Most cases of Alzheimer’s disease start after age 65, but an earlier onset is not infrequent. Although some authors consider “presenile” and “senile” clinical forms to be different diseases, most consider them the same disorder with varied age at onset. The characteristic general dementia syndrome has been described and includes the cortical signs (). The insidious onset and slowly worsening, relentless course are most characteristic and crucial in the diagnostic process. The early clinical phase () is now distinguished from a preclinical phase, with mild cognitive impairment being apparent only on testing, preservation of instrumental ADLs, and specific neuroimaging findings. They include 1) a “hippocampal type” of memory difficulty, which is not reliably aided by cues on memory testing and has a high number of intrusions and false recognitions; 2) language difficulties, including a fluent aphasia with anomia, paraphasic errors, and a tendency of the patient to perseverate; 3) the patient’s being able in many cases to retain the ability to recognize objects and to use them appropriately at a time when he or she can no longer name them accurately; and 4) agnosia for faces, including family faces in late stages of the disease. Gait disorder in the middle stages is also common, as well as frontal signs such as grasping and sucking reflexes, along with a change in muscular tone.
The neuropathology of this condition is its defining characteristic; its extent and severity correlate with the type and severity of the cognitive signs and symptoms. Cortical atrophy occurs, with widened sulci and ventricular enlargement. The most severe changes occur in the medial temporal lobe, including the hippocampus. Areas of association cortex in the parietotemporal lobes and, to a lesser degree, the frontal lobes are also involved. Characteristic microscopic findings are neuronal loss; synaptic loss, particularly in the cortex; senile plaques, with a core of amyloid peptide; neurofibrillary tangles, containing abnormally phosphorylated tau proteins; granulovacuolar degeneration of the neurons; and amyloid angiopathy. The location and abundance of microscopic findings determine the postmortem histological diagnosis of Alzheimer’s disease.

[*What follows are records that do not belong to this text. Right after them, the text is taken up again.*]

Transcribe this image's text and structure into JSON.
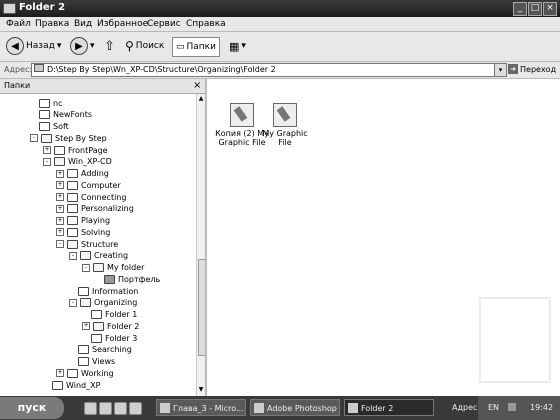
{
  "window": {
    "title": "Folder 2",
    "buttons": [
      "_",
      "□",
      "×"
    ]
  },
  "menu": [
    "Файл",
    "Правка",
    "Вид",
    "Избранное",
    "Сервис",
    "Справка"
  ],
  "toolbar": {
    "back": "Назад",
    "search": "Поиск",
    "folders": "Папки"
  },
  "address": {
    "label": "Адрес:",
    "path": "D:\\Step By Step\\Wn_XP-CD\\Structure\\Organizing\\Folder 2",
    "go": "Переход"
  },
  "pane": {
    "title": "Папки"
  },
  "tree": [
    {
      "label": "nc",
      "level": 0,
      "exp": "",
      "icon": "closed"
    },
    {
      "label": "NewFonts",
      "level": 0,
      "exp": "",
      "icon": "closed"
    },
    {
      "label": "Soft",
      "level": 0,
      "exp": "",
      "icon": "closed"
    },
    {
      "label": "Step By Step",
      "level": 0,
      "exp": "-",
      "icon": "open"
    },
    {
      "label": "FrontPage",
      "level": 1,
      "exp": "+",
      "icon": "closed"
    },
    {
      "label": "Win_XP-CD",
      "level": 1,
      "exp": "-",
      "icon": "open"
    },
    {
      "label": "Adding",
      "level": 2,
      "exp": "+",
      "icon": "closed"
    },
    {
      "label": "Computer",
      "level": 2,
      "exp": "+",
      "icon": "closed"
    },
    {
      "label": "Connecting",
      "level": 2,
      "exp": "+",
      "icon": "closed"
    },
    {
      "label": "Personalizing",
      "level": 2,
      "exp": "+",
      "icon": "closed"
    },
    {
      "label": "Playing",
      "level": 2,
      "exp": "+",
      "icon": "closed"
    },
    {
      "label": "Solving",
      "level": 2,
      "exp": "+",
      "icon": "closed"
    },
    {
      "label": "Structure",
      "level": 2,
      "exp": "-",
      "icon": "open"
    },
    {
      "label": "Creating",
      "level": 3,
      "exp": "-",
      "icon": "open"
    },
    {
      "label": "My folder",
      "level": 4,
      "exp": "-",
      "icon": "open"
    },
    {
      "label": "Портфель",
      "level": 5,
      "exp": "",
      "icon": "doc"
    },
    {
      "label": "Information",
      "level": 3,
      "exp": "",
      "icon": "closed"
    },
    {
      "label": "Organizing",
      "level": 3,
      "exp": "-",
      "icon": "open"
    },
    {
      "label": "Folder 1",
      "level": 4,
      "exp": "",
      "icon": "closed"
    },
    {
      "label": "Folder 2",
      "level": 4,
      "exp": "+",
      "icon": "open"
    },
    {
      "label": "Folder 3",
      "level": 4,
      "exp": "",
      "icon": "closed"
    },
    {
      "label": "Searching",
      "level": 3,
      "exp": "",
      "icon": "closed"
    },
    {
      "label": "Views",
      "level": 3,
      "exp": "",
      "icon": "closed"
    },
    {
      "label": "Working",
      "level": 2,
      "exp": "+",
      "icon": "closed"
    },
    {
      "label": "Wind_XP",
      "level": 1,
      "exp": "",
      "icon": "closed"
    }
  ],
  "files": [
    {
      "line1": "Копия (2) My",
      "line2": "Graphic File"
    },
    {
      "line1": "My Graphic",
      "line2": "File"
    }
  ],
  "taskbar": {
    "start": "пуск",
    "tasks": [
      "Глава_3 - Micro...",
      "Adobe Photoshop",
      "Folder 2"
    ],
    "tray": {
      "extra": "Адрес",
      "lang": "EN",
      "time": "19:42"
    }
  }
}
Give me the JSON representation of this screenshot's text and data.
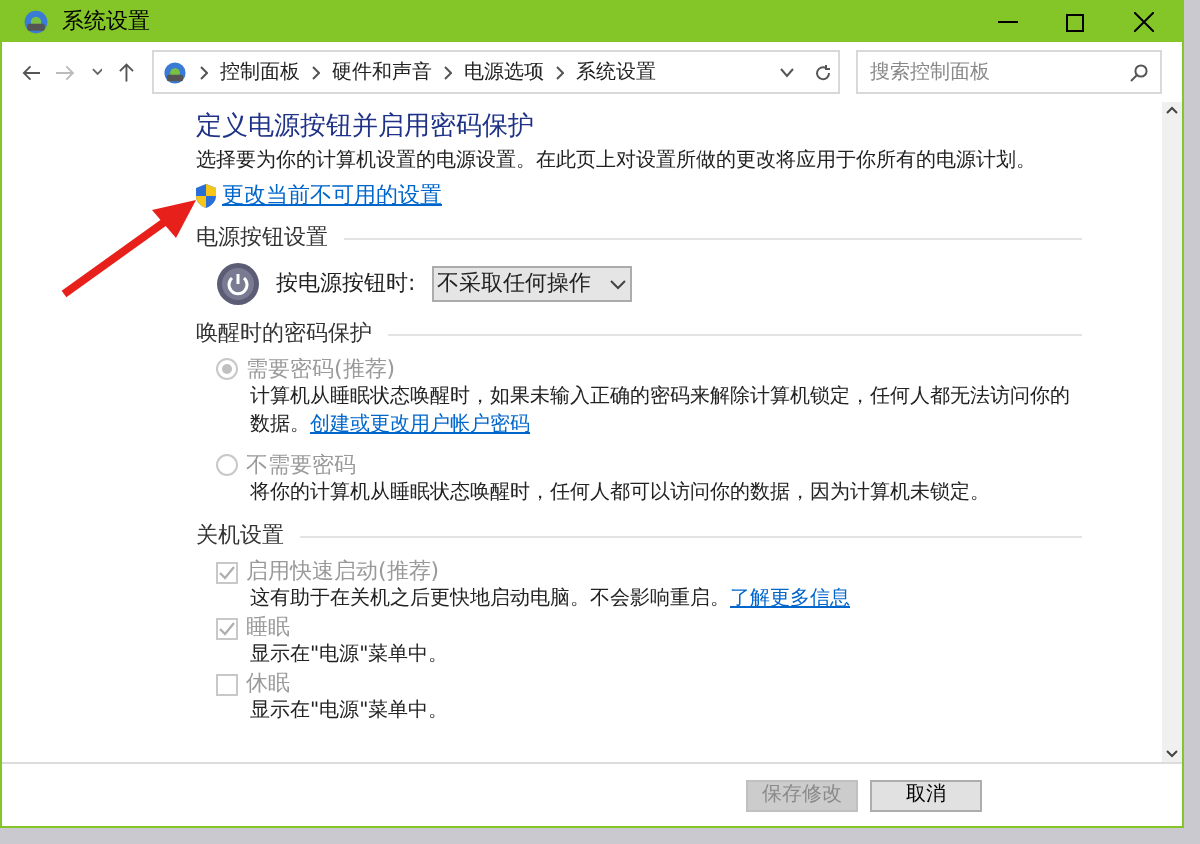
{
  "window": {
    "title": "系统设置"
  },
  "address": {
    "breadcrumb": [
      "控制面板",
      "硬件和声音",
      "电源选项",
      "系统设置"
    ],
    "search_placeholder": "搜索控制面板"
  },
  "page": {
    "heading": "定义电源按钮并启用密码保护",
    "description": "选择要为你的计算机设置的电源设置。在此页上对设置所做的更改将应用于你所有的电源计划。",
    "admin_link": "更改当前不可用的设置"
  },
  "sections": [
    {
      "kind": "power",
      "title": "电源按钮设置",
      "label": "按电源按钮时:",
      "value": "不采取任何操作"
    },
    {
      "kind": "radios",
      "title": "唤醒时的密码保护",
      "options": [
        {
          "label": "需要密码(推荐)",
          "selected": true,
          "disabled": true,
          "description": "计算机从睡眠状态唤醒时，如果未输入正确的密码来解除计算机锁定，任何人都无法访问你的数据。",
          "link": "创建或更改用户帐户密码"
        },
        {
          "label": "不需要密码",
          "selected": false,
          "disabled": true,
          "description": "将你的计算机从睡眠状态唤醒时，任何人都可以访问你的数据，因为计算机未锁定。"
        }
      ]
    },
    {
      "kind": "checkboxes",
      "title": "关机设置",
      "options": [
        {
          "label": "启用快速启动(推荐)",
          "checked": true,
          "disabled": true,
          "description": "这有助于在关机之后更快地启动电脑。不会影响重启。",
          "link": "了解更多信息"
        },
        {
          "label": "睡眠",
          "checked": true,
          "disabled": true,
          "description": "显示在\"电源\"菜单中。"
        },
        {
          "label": "休眠",
          "checked": false,
          "disabled": true,
          "description": "显示在\"电源\"菜单中。"
        }
      ]
    }
  ],
  "buttons": [
    {
      "label": "保存修改",
      "disabled": true
    },
    {
      "label": "取消",
      "disabled": false
    }
  ]
}
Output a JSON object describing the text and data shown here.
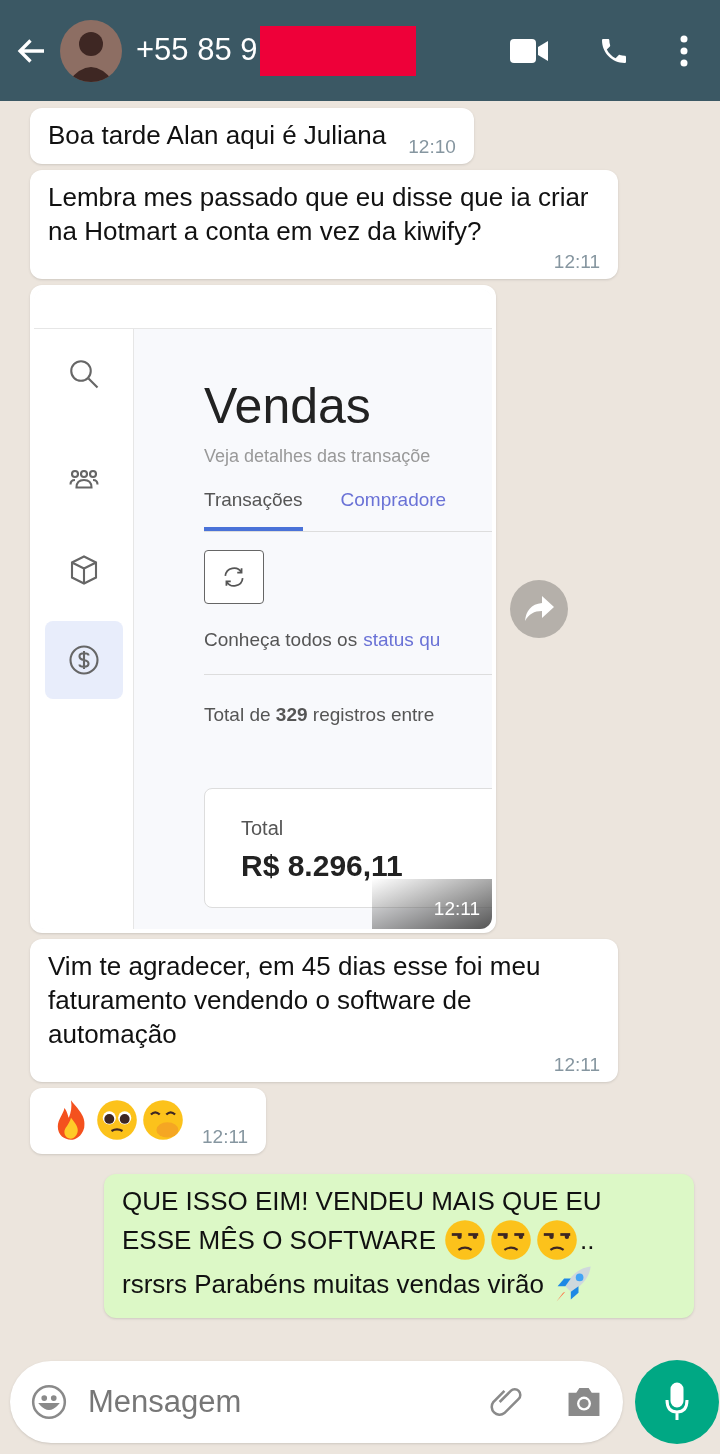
{
  "header": {
    "contact": "+55 85 9"
  },
  "messages": [
    {
      "kind": "received",
      "time": "12:10",
      "lines": [
        [
          {
            "kind": "text",
            "text": "Boa tarde Alan aqui é Juliana"
          }
        ]
      ]
    },
    {
      "kind": "received",
      "time": "12:11",
      "lines": [
        [
          {
            "kind": "text",
            "text": "Lembra mes passado que eu disse que ia criar na Hotmart a conta em vez da kiwify?"
          }
        ]
      ]
    },
    {
      "kind": "image",
      "time": "12:11",
      "screenshot": {
        "sidebar": [
          {
            "selected": false
          },
          {
            "selected": false
          },
          {
            "selected": false
          },
          {
            "selected": true
          }
        ],
        "title": "Vendas",
        "subtitle": "Veja detalhes das transaçõe",
        "tabs": [
          {
            "label": "Transações",
            "selected": true
          },
          {
            "label": "Compradore",
            "selected": false
          }
        ],
        "notice": "Conheça todos os",
        "notice_link": "status qu",
        "summary": "Total de **329** registros entre",
        "card": {
          "label": "Total",
          "value": "R$ 8.296,11"
        }
      }
    },
    {
      "kind": "received",
      "time": "12:11",
      "lines": [
        [
          {
            "kind": "text",
            "text": "Vim te agradecer, em 45 dias esse foi meu faturamento vendendo o software de automação"
          }
        ]
      ]
    },
    {
      "kind": "received",
      "time": "12:11",
      "lines": [
        [
          {
            "kind": "fire"
          },
          {
            "kind": "pleading"
          },
          {
            "kind": "covering"
          }
        ]
      ]
    },
    {
      "kind": "sent",
      "lines": [
        [
          {
            "kind": "text",
            "text": "QUE ISSO EIM! VENDEU MAIS QUE EU"
          }
        ],
        [
          {
            "kind": "text",
            "text": "ESSE MÊS O SOFTWARE"
          },
          {
            "kind": "unamused"
          },
          {
            "kind": "unamused"
          },
          {
            "kind": "unamused"
          },
          {
            "kind": "text",
            "text": ".."
          }
        ],
        [
          {
            "kind": "text",
            "text": "rsrsrs Parabéns muitas vendas virão"
          },
          {
            "kind": "rocket"
          }
        ]
      ]
    }
  ],
  "composer": {
    "placeholder": "Mensagem"
  }
}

Several studies have supported the cholinergic deficit hypothesis in DAT, including specific degeneration of cholinergic neurons in the nucleus basalis of Meynert; decreases in acetylcholine and choline acetyltransferase concentrations in the brain; and observations about the role of cholinergic agonists and antagonists. Other hypotheses are suggested by the decrease in norepinephrine activity and, more recently, by reports of decreased levels of many neurotransmitters, including serotonin and the neuroactive peptides somatostatin and corticotropin. Evidence also indicates that the excitatory activity of L-glutamate plays a role in the pathogenesis of DAT. However, recent research suggests that vascular factors may play an important role in determining the presence and severity of the clinical symptoms of DAT.
Dementia With Lewy Bodies
Dementia with Lewy bodies is a condition of uncertain nosological status, with cortical signs suggesting DAT alongside the classic, extrapyramidal features of Parkinson’s disease. However, the typical neuropathological findings of DAT are much less common in this condition. The distinctive feature is the presence of Lewy bodies in the cortex, particularly in limbic areas, whereas in Parkinson’s disease they are typically found in subcortical regions. Some authors now include both dementia with Lewy bodies and Parkinson’s disease among the alpha-synucleinopathies on the basis of recent pathological findings. Mean age at disease onset varies between 60 and 80 years. Psychotic, hallucinatory syndromes and confusional states are com-mon and may be the presenting symptomatology. Other characteristics include relative preponderance of visuo-spatial and frontal lobe signs, clear day-to-day fluctuations in symptoms and cognitive performance, and episodes resembling acute confusional states with visual and auditory hallucinations and paranoid delusions. Depressive symptoms also occur frequently. Patients who have dementia with Lewy bodies have frequent falls and/or transient, unexplained episodes of loss of consciousness. They have a characteristic vulnerability to neuroleptics, which frequently exacerbate extrapyramidal dysfunction. Such reactions may be severe and may include acute episodes of rigidity, instability, and falls.
Frontotemporal dementia syndromes, often accompanied by cortical signs, are also the result of neurodegenerative diseases. The most characteristic features that distinguish frontotemporal dementia from DAT are personality changes and neuropsychiatric symptoms, which may be quite marked and precede the cognitive decline by several years. The psychiatric symptoms in frontotemporal dementia include marked irritability; poor judgment; defective control of impulses, including violent impulses in some cases; disinhibition; and a general disregard for the conventional rules of social conduct. Restlessness and hyperorality also have been reported. Social withdrawal or overt depression may be the first symptom in some patients.
Neuronal loss and gliosis in the frontotemporal areas define this type of neurodegenerative dementia. Pick’s disease, characterized by the presence of distinctive intra-neuronal Pick bodies and ballooned Pick cells on microscopic examination, may be diagnosed in up to 2 5% of cases. This disease and the remaining types of frontotemporal dementias tend now to be classified as tauopathies, with a large clinical spectrum including Pick’s disease, PSP, cor-ticobasal degeneration, and multisystem atrophy. PSP is often classified among subcortical dementias because of the predominance of subcortical signs. Primary progressive aphasia is an atypical dementia typified by insidious and progressive impairment in language, with relative preservation of memory and other cortical functions, once thought to be rare but now recognized as not uncommon.
Selections from the book: “Textbook of Psychosomatic Medicine”, 2005.